--- Problem to work on ---
Copy out, from the data below, each line in which the word "value" occurs.
◇ ◇ ◇
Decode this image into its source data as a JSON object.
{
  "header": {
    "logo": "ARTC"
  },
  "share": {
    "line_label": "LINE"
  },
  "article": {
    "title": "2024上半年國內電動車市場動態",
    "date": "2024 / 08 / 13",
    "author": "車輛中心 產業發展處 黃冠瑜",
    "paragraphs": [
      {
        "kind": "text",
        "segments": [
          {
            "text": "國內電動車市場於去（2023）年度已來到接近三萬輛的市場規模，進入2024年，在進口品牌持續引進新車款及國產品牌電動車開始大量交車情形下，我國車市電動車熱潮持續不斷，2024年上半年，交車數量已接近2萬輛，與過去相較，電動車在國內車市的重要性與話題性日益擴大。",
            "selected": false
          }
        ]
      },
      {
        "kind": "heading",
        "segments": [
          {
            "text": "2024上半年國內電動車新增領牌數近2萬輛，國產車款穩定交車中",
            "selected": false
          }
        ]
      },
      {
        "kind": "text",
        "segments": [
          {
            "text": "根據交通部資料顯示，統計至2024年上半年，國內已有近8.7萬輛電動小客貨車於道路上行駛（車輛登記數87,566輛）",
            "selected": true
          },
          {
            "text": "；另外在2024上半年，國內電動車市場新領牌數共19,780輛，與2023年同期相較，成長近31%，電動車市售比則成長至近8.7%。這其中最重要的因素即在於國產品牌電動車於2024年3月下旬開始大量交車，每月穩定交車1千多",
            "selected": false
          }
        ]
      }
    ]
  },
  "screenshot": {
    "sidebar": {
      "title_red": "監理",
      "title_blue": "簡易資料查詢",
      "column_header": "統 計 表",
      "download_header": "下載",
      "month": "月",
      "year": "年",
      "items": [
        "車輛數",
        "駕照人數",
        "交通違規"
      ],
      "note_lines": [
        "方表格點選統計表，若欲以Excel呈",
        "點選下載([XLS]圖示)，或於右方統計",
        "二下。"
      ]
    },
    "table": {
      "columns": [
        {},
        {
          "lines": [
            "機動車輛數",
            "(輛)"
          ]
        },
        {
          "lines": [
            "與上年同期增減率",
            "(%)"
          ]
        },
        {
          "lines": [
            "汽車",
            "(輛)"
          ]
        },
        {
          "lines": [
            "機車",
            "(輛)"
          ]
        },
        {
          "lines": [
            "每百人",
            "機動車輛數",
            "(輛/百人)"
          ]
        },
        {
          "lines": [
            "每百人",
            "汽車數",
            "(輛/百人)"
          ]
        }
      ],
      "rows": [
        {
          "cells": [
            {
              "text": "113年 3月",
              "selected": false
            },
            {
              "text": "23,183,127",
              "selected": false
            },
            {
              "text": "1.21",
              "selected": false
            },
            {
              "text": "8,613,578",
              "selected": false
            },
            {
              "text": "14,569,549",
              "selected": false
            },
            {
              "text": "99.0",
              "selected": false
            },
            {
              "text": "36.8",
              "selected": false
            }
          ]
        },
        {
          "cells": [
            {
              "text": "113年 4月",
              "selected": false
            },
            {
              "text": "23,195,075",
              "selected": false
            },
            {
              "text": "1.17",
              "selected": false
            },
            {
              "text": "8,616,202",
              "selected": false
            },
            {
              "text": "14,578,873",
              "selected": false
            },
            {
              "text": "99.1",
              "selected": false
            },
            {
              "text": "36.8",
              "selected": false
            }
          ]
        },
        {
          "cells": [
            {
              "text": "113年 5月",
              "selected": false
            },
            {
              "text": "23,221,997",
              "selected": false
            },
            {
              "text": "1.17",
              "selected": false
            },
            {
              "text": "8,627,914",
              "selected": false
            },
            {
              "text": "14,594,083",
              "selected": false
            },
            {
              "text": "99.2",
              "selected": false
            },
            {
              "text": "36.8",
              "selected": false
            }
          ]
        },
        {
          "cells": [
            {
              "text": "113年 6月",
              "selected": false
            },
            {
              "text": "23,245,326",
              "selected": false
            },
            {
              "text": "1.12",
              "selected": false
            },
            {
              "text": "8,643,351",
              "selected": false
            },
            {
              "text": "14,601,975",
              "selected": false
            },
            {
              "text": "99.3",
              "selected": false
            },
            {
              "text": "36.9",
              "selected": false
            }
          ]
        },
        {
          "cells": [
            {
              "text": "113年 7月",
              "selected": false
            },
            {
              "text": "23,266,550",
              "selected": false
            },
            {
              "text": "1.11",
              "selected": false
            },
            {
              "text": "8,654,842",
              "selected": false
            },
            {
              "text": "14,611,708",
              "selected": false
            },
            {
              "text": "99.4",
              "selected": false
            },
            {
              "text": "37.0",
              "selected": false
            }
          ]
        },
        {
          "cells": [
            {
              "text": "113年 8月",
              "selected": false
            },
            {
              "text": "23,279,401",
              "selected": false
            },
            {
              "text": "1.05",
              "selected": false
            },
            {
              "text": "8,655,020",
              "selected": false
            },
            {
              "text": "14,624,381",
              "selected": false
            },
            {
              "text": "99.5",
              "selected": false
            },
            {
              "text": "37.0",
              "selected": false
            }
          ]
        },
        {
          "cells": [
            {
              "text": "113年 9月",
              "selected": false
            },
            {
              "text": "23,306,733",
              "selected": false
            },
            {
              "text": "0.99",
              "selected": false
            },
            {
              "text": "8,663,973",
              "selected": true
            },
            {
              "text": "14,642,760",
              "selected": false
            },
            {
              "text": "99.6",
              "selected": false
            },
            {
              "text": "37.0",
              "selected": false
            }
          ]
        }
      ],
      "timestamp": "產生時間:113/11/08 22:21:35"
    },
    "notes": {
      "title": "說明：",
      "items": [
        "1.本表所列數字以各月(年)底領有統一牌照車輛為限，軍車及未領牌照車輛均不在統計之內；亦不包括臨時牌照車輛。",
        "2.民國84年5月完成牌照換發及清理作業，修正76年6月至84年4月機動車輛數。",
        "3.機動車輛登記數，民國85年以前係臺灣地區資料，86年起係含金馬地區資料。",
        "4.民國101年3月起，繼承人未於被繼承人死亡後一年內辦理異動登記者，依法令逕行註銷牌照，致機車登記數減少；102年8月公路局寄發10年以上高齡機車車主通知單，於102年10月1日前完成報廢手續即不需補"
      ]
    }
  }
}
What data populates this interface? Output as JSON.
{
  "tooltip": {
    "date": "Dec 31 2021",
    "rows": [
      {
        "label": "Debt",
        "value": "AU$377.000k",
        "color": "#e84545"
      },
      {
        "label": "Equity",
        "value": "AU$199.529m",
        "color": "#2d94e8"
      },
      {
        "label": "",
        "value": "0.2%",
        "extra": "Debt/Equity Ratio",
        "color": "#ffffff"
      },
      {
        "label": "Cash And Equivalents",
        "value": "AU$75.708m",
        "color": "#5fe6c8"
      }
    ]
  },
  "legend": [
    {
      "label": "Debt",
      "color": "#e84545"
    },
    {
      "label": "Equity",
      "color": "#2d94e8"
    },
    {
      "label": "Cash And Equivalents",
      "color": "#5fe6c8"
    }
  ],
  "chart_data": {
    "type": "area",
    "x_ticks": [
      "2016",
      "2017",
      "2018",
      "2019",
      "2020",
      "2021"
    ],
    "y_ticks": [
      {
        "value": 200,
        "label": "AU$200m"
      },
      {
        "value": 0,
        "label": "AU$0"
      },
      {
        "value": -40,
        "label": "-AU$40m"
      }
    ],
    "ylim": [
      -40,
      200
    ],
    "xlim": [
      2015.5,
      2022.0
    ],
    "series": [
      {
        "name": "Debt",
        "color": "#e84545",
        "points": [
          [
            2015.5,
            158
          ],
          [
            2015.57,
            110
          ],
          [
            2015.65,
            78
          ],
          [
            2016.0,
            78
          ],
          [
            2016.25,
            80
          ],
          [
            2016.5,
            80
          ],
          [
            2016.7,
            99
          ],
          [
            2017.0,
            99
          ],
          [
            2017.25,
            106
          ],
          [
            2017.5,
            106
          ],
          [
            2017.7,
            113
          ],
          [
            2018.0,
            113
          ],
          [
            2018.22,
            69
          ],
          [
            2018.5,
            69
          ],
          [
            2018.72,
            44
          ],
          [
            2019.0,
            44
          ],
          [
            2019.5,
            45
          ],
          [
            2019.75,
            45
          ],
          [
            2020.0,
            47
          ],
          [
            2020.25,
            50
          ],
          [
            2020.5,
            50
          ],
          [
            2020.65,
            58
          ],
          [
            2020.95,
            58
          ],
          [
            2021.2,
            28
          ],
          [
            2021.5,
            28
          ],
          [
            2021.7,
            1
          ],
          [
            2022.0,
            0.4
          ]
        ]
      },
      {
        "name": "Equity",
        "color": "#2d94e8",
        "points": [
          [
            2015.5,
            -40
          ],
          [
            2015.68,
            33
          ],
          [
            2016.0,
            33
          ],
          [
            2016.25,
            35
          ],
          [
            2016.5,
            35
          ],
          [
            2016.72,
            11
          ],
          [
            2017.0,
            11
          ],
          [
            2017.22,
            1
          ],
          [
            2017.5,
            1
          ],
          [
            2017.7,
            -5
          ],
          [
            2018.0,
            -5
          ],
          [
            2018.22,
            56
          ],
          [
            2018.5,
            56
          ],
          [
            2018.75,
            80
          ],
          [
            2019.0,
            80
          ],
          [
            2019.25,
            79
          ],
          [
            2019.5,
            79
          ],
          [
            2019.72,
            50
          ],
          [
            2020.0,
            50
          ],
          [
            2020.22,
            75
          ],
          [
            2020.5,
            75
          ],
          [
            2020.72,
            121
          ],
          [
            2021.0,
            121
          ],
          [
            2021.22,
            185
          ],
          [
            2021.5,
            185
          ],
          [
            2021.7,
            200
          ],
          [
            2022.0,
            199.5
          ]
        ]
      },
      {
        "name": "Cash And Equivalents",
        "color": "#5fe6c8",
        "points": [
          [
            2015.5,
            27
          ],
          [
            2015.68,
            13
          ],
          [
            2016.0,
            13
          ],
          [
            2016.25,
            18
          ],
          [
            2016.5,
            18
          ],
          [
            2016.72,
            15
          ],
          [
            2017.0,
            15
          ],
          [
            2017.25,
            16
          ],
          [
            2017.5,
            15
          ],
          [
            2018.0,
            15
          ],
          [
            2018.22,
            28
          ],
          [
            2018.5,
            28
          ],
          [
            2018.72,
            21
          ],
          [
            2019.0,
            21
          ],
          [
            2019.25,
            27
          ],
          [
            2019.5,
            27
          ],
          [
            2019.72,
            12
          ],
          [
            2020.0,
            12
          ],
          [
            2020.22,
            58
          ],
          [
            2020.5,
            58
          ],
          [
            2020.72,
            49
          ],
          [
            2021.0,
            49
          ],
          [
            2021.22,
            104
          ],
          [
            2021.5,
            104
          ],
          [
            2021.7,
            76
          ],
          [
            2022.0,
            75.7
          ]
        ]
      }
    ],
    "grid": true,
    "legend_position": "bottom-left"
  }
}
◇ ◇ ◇
--- Response to this exercise ---
        "value": "AU$377.000k",
        "value": "AU$199.529m",
        "value": "0.2%",
        "value": "AU$75.708m",
        "value": 200,
        "value": 0,
        "value": -40,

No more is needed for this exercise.